═══ TASK INPUTS ═══
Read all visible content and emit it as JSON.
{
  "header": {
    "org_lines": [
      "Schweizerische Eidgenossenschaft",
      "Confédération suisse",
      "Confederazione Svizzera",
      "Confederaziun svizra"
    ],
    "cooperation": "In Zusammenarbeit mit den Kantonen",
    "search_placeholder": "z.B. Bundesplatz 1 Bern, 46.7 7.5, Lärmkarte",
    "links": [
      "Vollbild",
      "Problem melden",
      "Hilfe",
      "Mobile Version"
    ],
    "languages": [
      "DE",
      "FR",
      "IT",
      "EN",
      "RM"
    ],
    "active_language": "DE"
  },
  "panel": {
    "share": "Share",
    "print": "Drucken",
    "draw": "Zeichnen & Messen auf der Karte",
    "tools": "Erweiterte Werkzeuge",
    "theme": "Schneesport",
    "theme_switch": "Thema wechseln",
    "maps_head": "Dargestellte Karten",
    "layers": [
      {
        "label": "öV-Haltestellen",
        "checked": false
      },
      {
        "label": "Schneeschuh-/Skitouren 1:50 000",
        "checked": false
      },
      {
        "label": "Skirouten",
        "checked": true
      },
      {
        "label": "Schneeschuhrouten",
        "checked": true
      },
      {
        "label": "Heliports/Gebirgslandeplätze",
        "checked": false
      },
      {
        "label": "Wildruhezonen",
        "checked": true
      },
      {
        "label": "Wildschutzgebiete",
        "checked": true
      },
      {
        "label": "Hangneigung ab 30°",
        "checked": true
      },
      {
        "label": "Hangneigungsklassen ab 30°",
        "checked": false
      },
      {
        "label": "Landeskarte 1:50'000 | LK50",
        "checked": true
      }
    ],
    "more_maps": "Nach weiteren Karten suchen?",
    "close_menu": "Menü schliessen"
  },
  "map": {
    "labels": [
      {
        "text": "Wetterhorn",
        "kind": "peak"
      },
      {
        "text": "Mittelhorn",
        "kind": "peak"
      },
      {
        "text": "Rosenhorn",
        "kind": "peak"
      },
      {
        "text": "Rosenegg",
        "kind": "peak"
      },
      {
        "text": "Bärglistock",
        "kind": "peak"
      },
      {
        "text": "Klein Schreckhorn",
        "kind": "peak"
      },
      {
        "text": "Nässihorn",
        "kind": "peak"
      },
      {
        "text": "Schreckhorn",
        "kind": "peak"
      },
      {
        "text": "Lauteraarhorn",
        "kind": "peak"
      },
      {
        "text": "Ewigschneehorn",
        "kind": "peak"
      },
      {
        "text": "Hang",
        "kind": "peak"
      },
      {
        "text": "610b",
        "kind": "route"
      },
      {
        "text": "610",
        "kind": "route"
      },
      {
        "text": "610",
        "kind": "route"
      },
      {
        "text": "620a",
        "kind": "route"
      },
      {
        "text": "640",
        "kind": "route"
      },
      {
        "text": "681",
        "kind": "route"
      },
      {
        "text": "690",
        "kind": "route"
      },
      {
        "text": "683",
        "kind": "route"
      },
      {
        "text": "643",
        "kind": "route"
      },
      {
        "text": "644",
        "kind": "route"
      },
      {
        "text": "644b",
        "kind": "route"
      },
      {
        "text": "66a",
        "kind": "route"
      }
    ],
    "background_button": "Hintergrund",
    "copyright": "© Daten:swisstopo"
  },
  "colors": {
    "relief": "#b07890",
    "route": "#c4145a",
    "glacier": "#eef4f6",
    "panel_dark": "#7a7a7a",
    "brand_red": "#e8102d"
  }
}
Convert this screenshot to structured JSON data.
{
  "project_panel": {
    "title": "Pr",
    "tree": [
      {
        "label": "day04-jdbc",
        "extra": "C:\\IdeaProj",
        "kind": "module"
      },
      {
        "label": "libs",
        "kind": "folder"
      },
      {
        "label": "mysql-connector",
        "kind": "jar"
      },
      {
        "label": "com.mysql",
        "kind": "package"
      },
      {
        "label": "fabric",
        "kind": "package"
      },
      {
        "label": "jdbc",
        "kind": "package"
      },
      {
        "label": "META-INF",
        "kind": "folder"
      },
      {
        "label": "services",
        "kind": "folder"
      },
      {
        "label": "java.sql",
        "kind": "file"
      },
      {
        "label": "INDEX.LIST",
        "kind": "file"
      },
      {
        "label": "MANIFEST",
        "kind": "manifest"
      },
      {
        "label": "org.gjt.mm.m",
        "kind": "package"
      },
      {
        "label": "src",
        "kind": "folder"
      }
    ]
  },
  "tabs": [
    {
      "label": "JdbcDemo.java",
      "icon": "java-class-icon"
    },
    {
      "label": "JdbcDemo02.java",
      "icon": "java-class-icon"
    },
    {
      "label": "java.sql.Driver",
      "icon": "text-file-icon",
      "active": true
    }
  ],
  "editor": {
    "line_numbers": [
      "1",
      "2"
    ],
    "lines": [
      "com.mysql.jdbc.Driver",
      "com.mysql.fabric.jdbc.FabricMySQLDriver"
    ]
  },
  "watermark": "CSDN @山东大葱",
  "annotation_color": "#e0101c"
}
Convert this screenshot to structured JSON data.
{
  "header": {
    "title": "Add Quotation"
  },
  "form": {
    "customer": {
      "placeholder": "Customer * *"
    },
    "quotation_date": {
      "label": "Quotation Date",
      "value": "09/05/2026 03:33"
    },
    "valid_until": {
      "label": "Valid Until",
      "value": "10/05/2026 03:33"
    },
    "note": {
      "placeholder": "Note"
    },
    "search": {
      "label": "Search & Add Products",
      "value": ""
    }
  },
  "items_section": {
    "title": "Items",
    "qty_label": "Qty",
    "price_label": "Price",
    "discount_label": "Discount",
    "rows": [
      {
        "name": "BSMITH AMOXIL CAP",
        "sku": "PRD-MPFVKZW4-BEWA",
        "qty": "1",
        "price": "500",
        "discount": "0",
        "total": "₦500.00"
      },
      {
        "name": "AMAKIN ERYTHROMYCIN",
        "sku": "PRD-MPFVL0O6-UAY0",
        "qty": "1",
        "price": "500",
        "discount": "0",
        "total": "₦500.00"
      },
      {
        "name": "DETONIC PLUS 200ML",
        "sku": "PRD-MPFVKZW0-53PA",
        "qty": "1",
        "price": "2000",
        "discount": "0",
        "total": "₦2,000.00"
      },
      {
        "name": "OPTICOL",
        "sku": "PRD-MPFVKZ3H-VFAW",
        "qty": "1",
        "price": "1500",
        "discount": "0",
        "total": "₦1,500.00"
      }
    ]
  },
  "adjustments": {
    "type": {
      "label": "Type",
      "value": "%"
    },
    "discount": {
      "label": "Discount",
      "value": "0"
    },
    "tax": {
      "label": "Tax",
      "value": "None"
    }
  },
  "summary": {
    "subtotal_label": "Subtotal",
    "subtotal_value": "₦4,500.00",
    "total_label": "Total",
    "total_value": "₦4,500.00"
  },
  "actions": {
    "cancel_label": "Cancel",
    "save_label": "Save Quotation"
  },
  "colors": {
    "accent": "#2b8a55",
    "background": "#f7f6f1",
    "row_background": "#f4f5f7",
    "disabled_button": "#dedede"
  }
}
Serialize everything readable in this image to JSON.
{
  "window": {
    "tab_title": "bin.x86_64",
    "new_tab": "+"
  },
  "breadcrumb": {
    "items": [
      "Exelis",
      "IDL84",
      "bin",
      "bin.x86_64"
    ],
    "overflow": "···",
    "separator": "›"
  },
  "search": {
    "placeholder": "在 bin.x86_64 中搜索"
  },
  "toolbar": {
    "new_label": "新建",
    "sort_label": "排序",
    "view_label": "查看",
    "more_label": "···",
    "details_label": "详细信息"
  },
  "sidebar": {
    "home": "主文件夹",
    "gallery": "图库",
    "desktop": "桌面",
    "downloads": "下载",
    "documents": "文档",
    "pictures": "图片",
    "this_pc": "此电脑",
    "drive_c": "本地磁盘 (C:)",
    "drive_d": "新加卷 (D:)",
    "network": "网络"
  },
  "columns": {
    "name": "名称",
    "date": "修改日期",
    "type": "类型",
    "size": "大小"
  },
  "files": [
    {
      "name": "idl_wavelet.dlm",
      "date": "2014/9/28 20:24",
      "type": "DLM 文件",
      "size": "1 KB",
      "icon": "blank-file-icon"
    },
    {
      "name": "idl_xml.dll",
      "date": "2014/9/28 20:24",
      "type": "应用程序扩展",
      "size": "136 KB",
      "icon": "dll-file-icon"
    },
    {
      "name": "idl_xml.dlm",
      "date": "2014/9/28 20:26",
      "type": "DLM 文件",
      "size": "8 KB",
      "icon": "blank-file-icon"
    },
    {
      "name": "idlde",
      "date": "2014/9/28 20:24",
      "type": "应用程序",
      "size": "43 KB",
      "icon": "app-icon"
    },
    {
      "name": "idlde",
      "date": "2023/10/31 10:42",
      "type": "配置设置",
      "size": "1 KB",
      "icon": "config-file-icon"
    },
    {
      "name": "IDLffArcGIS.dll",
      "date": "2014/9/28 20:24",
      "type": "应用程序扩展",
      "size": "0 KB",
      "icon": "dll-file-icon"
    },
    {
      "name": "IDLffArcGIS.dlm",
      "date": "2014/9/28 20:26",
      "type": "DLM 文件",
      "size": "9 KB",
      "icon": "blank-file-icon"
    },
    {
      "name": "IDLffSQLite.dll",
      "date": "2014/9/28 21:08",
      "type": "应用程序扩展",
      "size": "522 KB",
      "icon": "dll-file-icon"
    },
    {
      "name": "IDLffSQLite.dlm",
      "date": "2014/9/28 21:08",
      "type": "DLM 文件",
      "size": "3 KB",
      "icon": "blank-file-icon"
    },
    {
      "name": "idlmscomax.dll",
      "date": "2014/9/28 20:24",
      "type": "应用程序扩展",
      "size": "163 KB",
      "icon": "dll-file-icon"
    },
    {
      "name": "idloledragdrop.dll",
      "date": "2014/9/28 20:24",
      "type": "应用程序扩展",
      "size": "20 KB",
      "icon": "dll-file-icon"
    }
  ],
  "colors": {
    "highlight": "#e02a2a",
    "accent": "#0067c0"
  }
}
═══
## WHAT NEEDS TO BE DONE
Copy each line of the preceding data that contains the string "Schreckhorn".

## OUTPUT BELOW
        "text": "Klein Schreckhorn",
        "text": "Schreckhorn",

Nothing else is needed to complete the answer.